▶ [THE PROBLEM] Take each line in the entries below that holds "title" and show it.

◆ ◆ ◆

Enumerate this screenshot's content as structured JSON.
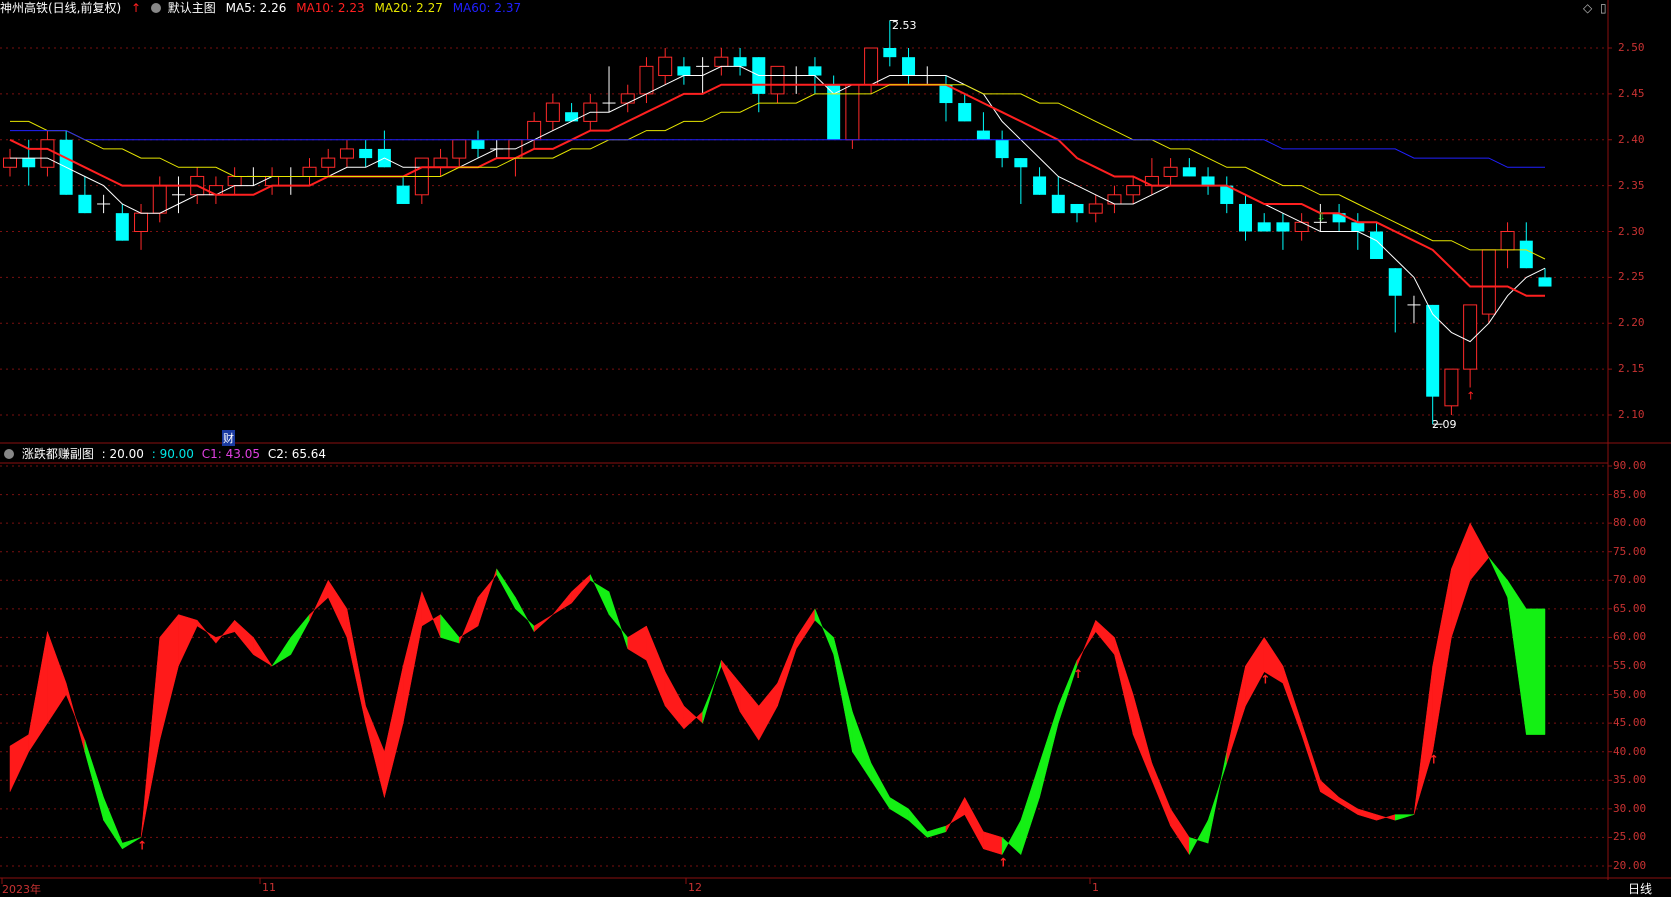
{
  "header": {
    "stock_name": "神州高铁(日线,前复权)",
    "indicator_label": "默认主图",
    "ma5": "MA5: 2.26",
    "ma10": "MA10: 2.23",
    "ma20": "MA20: 2.27",
    "ma60": "MA60: 2.37"
  },
  "sub_header": {
    "title": "涨跌都赚副图",
    "v1": ": 20.00",
    "v2": ": 90.00",
    "c1": "C1: 43.05",
    "c2": "C2: 65.64"
  },
  "main_axis": [
    "2.50",
    "2.45",
    "2.40",
    "2.35",
    "2.30",
    "2.25",
    "2.20",
    "2.15",
    "2.10"
  ],
  "sub_axis": [
    "90.00",
    "85.00",
    "80.00",
    "75.00",
    "70.00",
    "65.00",
    "60.00",
    "55.00",
    "50.00",
    "45.00",
    "40.00",
    "35.00",
    "30.00",
    "25.00",
    "20.00"
  ],
  "dates": [
    "2023年",
    "11",
    "12",
    "1"
  ],
  "period_label": "日线",
  "high_label": "2.53",
  "low_label": "2.09",
  "finance_tag": "财",
  "colors": {
    "up": "#ff2a2a",
    "down": "#00ffff",
    "ma5": "#ffffff",
    "ma10": "#ff2020",
    "ma20": "#e6e600",
    "ma60": "#2020ff",
    "grid": "#7a1010",
    "band_up": "#ff1a1a",
    "band_down": "#14f014"
  },
  "chart_data": [
    {
      "type": "candlestick",
      "title": "神州高铁(日线,前复权)",
      "ylim": [
        2.07,
        2.53
      ],
      "series": [
        {
          "name": "K",
          "ohlc": [
            [
              2.37,
              2.39,
              2.36,
              2.38
            ],
            [
              2.38,
              2.4,
              2.35,
              2.37
            ],
            [
              2.37,
              2.41,
              2.36,
              2.4
            ],
            [
              2.4,
              2.41,
              2.34,
              2.34
            ],
            [
              2.34,
              2.36,
              2.32,
              2.32
            ],
            [
              2.33,
              2.34,
              2.32,
              2.33
            ],
            [
              2.32,
              2.33,
              2.29,
              2.29
            ],
            [
              2.3,
              2.33,
              2.28,
              2.32
            ],
            [
              2.32,
              2.36,
              2.31,
              2.35
            ],
            [
              2.34,
              2.36,
              2.32,
              2.34
            ],
            [
              2.34,
              2.37,
              2.33,
              2.36
            ],
            [
              2.34,
              2.36,
              2.33,
              2.35
            ],
            [
              2.35,
              2.37,
              2.34,
              2.36
            ],
            [
              2.36,
              2.37,
              2.35,
              2.36
            ],
            [
              2.35,
              2.37,
              2.34,
              2.36
            ],
            [
              2.35,
              2.37,
              2.34,
              2.35
            ],
            [
              2.36,
              2.38,
              2.35,
              2.37
            ],
            [
              2.37,
              2.39,
              2.36,
              2.38
            ],
            [
              2.38,
              2.4,
              2.37,
              2.39
            ],
            [
              2.39,
              2.4,
              2.37,
              2.38
            ],
            [
              2.39,
              2.41,
              2.37,
              2.37
            ],
            [
              2.35,
              2.36,
              2.33,
              2.33
            ],
            [
              2.34,
              2.38,
              2.33,
              2.38
            ],
            [
              2.37,
              2.39,
              2.36,
              2.38
            ],
            [
              2.38,
              2.4,
              2.37,
              2.4
            ],
            [
              2.4,
              2.41,
              2.38,
              2.39
            ],
            [
              2.39,
              2.4,
              2.38,
              2.39
            ],
            [
              2.38,
              2.4,
              2.36,
              2.4
            ],
            [
              2.4,
              2.43,
              2.39,
              2.42
            ],
            [
              2.42,
              2.45,
              2.41,
              2.44
            ],
            [
              2.43,
              2.44,
              2.42,
              2.42
            ],
            [
              2.42,
              2.45,
              2.41,
              2.44
            ],
            [
              2.44,
              2.48,
              2.43,
              2.44
            ],
            [
              2.44,
              2.46,
              2.43,
              2.45
            ],
            [
              2.45,
              2.49,
              2.44,
              2.48
            ],
            [
              2.47,
              2.5,
              2.46,
              2.49
            ],
            [
              2.48,
              2.49,
              2.46,
              2.47
            ],
            [
              2.48,
              2.49,
              2.45,
              2.48
            ],
            [
              2.48,
              2.5,
              2.47,
              2.49
            ],
            [
              2.49,
              2.5,
              2.47,
              2.48
            ],
            [
              2.49,
              2.49,
              2.43,
              2.45
            ],
            [
              2.45,
              2.48,
              2.44,
              2.48
            ],
            [
              2.47,
              2.48,
              2.45,
              2.47
            ],
            [
              2.48,
              2.49,
              2.45,
              2.47
            ],
            [
              2.46,
              2.47,
              2.4,
              2.4
            ],
            [
              2.4,
              2.45,
              2.39,
              2.46
            ],
            [
              2.46,
              2.5,
              2.45,
              2.5
            ],
            [
              2.5,
              2.53,
              2.48,
              2.49
            ],
            [
              2.49,
              2.5,
              2.46,
              2.47
            ],
            [
              2.47,
              2.48,
              2.46,
              2.47
            ],
            [
              2.46,
              2.47,
              2.42,
              2.44
            ],
            [
              2.44,
              2.45,
              2.42,
              2.42
            ],
            [
              2.41,
              2.43,
              2.4,
              2.4
            ],
            [
              2.4,
              2.41,
              2.37,
              2.38
            ],
            [
              2.38,
              2.38,
              2.33,
              2.37
            ],
            [
              2.36,
              2.37,
              2.34,
              2.34
            ],
            [
              2.34,
              2.36,
              2.32,
              2.32
            ],
            [
              2.33,
              2.33,
              2.31,
              2.32
            ],
            [
              2.32,
              2.34,
              2.31,
              2.33
            ],
            [
              2.33,
              2.35,
              2.32,
              2.34
            ],
            [
              2.34,
              2.36,
              2.33,
              2.35
            ],
            [
              2.35,
              2.38,
              2.34,
              2.36
            ],
            [
              2.36,
              2.38,
              2.35,
              2.37
            ],
            [
              2.37,
              2.38,
              2.36,
              2.36
            ],
            [
              2.36,
              2.37,
              2.34,
              2.35
            ],
            [
              2.35,
              2.36,
              2.32,
              2.33
            ],
            [
              2.33,
              2.34,
              2.29,
              2.3
            ],
            [
              2.31,
              2.32,
              2.3,
              2.3
            ],
            [
              2.31,
              2.32,
              2.28,
              2.3
            ],
            [
              2.3,
              2.32,
              2.29,
              2.31
            ],
            [
              2.31,
              2.33,
              2.3,
              2.31
            ],
            [
              2.32,
              2.33,
              2.3,
              2.31
            ],
            [
              2.31,
              2.32,
              2.28,
              2.3
            ],
            [
              2.3,
              2.31,
              2.27,
              2.27
            ],
            [
              2.26,
              2.26,
              2.19,
              2.23
            ],
            [
              2.22,
              2.23,
              2.2,
              2.22
            ],
            [
              2.22,
              2.22,
              2.09,
              2.12
            ],
            [
              2.11,
              2.15,
              2.1,
              2.15
            ],
            [
              2.15,
              2.22,
              2.13,
              2.22
            ],
            [
              2.21,
              2.28,
              2.2,
              2.28
            ],
            [
              2.28,
              2.31,
              2.26,
              2.3
            ],
            [
              2.29,
              2.31,
              2.26,
              2.26
            ],
            [
              2.25,
              2.26,
              2.24,
              2.24
            ]
          ]
        },
        {
          "name": "MA5",
          "values": [
            2.38,
            2.38,
            2.38,
            2.37,
            2.36,
            2.35,
            2.33,
            2.32,
            2.32,
            2.33,
            2.34,
            2.34,
            2.35,
            2.35,
            2.36,
            2.36,
            2.36,
            2.36,
            2.37,
            2.37,
            2.38,
            2.37,
            2.37,
            2.37,
            2.37,
            2.38,
            2.39,
            2.39,
            2.4,
            2.41,
            2.42,
            2.43,
            2.43,
            2.44,
            2.45,
            2.46,
            2.47,
            2.47,
            2.48,
            2.48,
            2.47,
            2.47,
            2.47,
            2.47,
            2.45,
            2.46,
            2.46,
            2.47,
            2.47,
            2.47,
            2.47,
            2.46,
            2.45,
            2.42,
            2.4,
            2.38,
            2.36,
            2.35,
            2.34,
            2.33,
            2.33,
            2.34,
            2.35,
            2.35,
            2.35,
            2.35,
            2.34,
            2.33,
            2.32,
            2.31,
            2.3,
            2.3,
            2.3,
            2.29,
            2.27,
            2.25,
            2.21,
            2.19,
            2.18,
            2.2,
            2.23,
            2.25,
            2.26
          ]
        },
        {
          "name": "MA10",
          "values": [
            2.4,
            2.39,
            2.39,
            2.38,
            2.37,
            2.36,
            2.35,
            2.35,
            2.35,
            2.35,
            2.35,
            2.34,
            2.34,
            2.34,
            2.35,
            2.35,
            2.35,
            2.36,
            2.36,
            2.36,
            2.36,
            2.36,
            2.37,
            2.37,
            2.37,
            2.37,
            2.38,
            2.38,
            2.39,
            2.39,
            2.4,
            2.41,
            2.41,
            2.42,
            2.43,
            2.44,
            2.45,
            2.45,
            2.46,
            2.46,
            2.46,
            2.46,
            2.46,
            2.46,
            2.46,
            2.46,
            2.46,
            2.46,
            2.46,
            2.46,
            2.46,
            2.45,
            2.44,
            2.43,
            2.42,
            2.41,
            2.4,
            2.38,
            2.37,
            2.36,
            2.36,
            2.35,
            2.35,
            2.35,
            2.35,
            2.35,
            2.34,
            2.33,
            2.33,
            2.33,
            2.32,
            2.32,
            2.31,
            2.31,
            2.3,
            2.29,
            2.28,
            2.26,
            2.24,
            2.24,
            2.24,
            2.23,
            2.23
          ]
        },
        {
          "name": "MA20",
          "values": [
            2.42,
            2.42,
            2.41,
            2.41,
            2.4,
            2.39,
            2.39,
            2.38,
            2.38,
            2.37,
            2.37,
            2.37,
            2.36,
            2.36,
            2.36,
            2.36,
            2.36,
            2.36,
            2.36,
            2.36,
            2.36,
            2.36,
            2.36,
            2.36,
            2.37,
            2.37,
            2.37,
            2.38,
            2.38,
            2.38,
            2.39,
            2.39,
            2.4,
            2.4,
            2.41,
            2.41,
            2.42,
            2.42,
            2.43,
            2.43,
            2.44,
            2.44,
            2.44,
            2.45,
            2.45,
            2.45,
            2.45,
            2.46,
            2.46,
            2.46,
            2.46,
            2.46,
            2.45,
            2.45,
            2.45,
            2.44,
            2.44,
            2.43,
            2.42,
            2.41,
            2.4,
            2.4,
            2.39,
            2.39,
            2.38,
            2.37,
            2.37,
            2.36,
            2.35,
            2.35,
            2.34,
            2.34,
            2.33,
            2.32,
            2.31,
            2.3,
            2.29,
            2.29,
            2.28,
            2.28,
            2.28,
            2.28,
            2.27
          ]
        },
        {
          "name": "MA60",
          "values": [
            2.41,
            2.41,
            2.41,
            2.41,
            2.4,
            2.4,
            2.4,
            2.4,
            2.4,
            2.4,
            2.4,
            2.4,
            2.4,
            2.4,
            2.4,
            2.4,
            2.4,
            2.4,
            2.4,
            2.4,
            2.4,
            2.4,
            2.4,
            2.4,
            2.4,
            2.4,
            2.4,
            2.4,
            2.4,
            2.4,
            2.4,
            2.4,
            2.4,
            2.4,
            2.4,
            2.4,
            2.4,
            2.4,
            2.4,
            2.4,
            2.4,
            2.4,
            2.4,
            2.4,
            2.4,
            2.4,
            2.4,
            2.4,
            2.4,
            2.4,
            2.4,
            2.4,
            2.4,
            2.4,
            2.4,
            2.4,
            2.4,
            2.4,
            2.4,
            2.4,
            2.4,
            2.4,
            2.4,
            2.4,
            2.4,
            2.4,
            2.4,
            2.4,
            2.39,
            2.39,
            2.39,
            2.39,
            2.39,
            2.39,
            2.39,
            2.38,
            2.38,
            2.38,
            2.38,
            2.38,
            2.37,
            2.37,
            2.37
          ]
        }
      ]
    },
    {
      "type": "area",
      "title": "涨跌都赚副图",
      "ylim": [
        20,
        90
      ],
      "series": [
        {
          "name": "C1",
          "values": [
            41,
            43,
            61,
            52,
            40,
            28,
            23,
            25,
            60,
            64,
            63,
            59,
            63,
            60,
            55,
            57,
            63,
            70,
            65,
            48,
            40,
            55,
            68,
            60,
            59,
            67,
            71,
            65,
            62,
            64,
            68,
            71,
            64,
            60,
            62,
            54,
            48,
            45,
            56,
            52,
            48,
            52,
            60,
            65,
            57,
            40,
            35,
            30,
            28,
            25,
            26,
            32,
            26,
            25,
            22,
            32,
            45,
            55,
            63,
            60,
            50,
            38,
            30,
            25,
            24,
            40,
            55,
            60,
            55,
            45,
            35,
            32,
            30,
            29,
            28,
            29,
            55,
            72,
            80,
            74,
            67,
            43,
            43
          ]
        },
        {
          "name": "C2",
          "values": [
            33,
            40,
            45,
            50,
            42,
            32,
            24,
            25,
            42,
            55,
            62,
            60,
            61,
            57,
            55,
            60,
            64,
            67,
            60,
            45,
            32,
            45,
            62,
            64,
            60,
            62,
            72,
            67,
            61,
            64,
            66,
            70,
            68,
            58,
            56,
            48,
            44,
            47,
            55,
            47,
            42,
            48,
            58,
            63,
            60,
            47,
            38,
            32,
            30,
            26,
            27,
            29,
            23,
            22,
            28,
            38,
            48,
            56,
            61,
            57,
            43,
            35,
            27,
            22,
            28,
            38,
            48,
            54,
            52,
            43,
            33,
            31,
            29,
            28,
            29,
            29,
            40,
            60,
            70,
            74,
            70,
            65,
            65
          ]
        }
      ],
      "signals": "arrows at local minima"
    }
  ]
}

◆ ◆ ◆

▶ [EXERCISE OUTPUT]
    "title": "涨跌都赚副图",
      "title": "神州高铁(日线,前复权)",
      "title": "涨跌都赚副图",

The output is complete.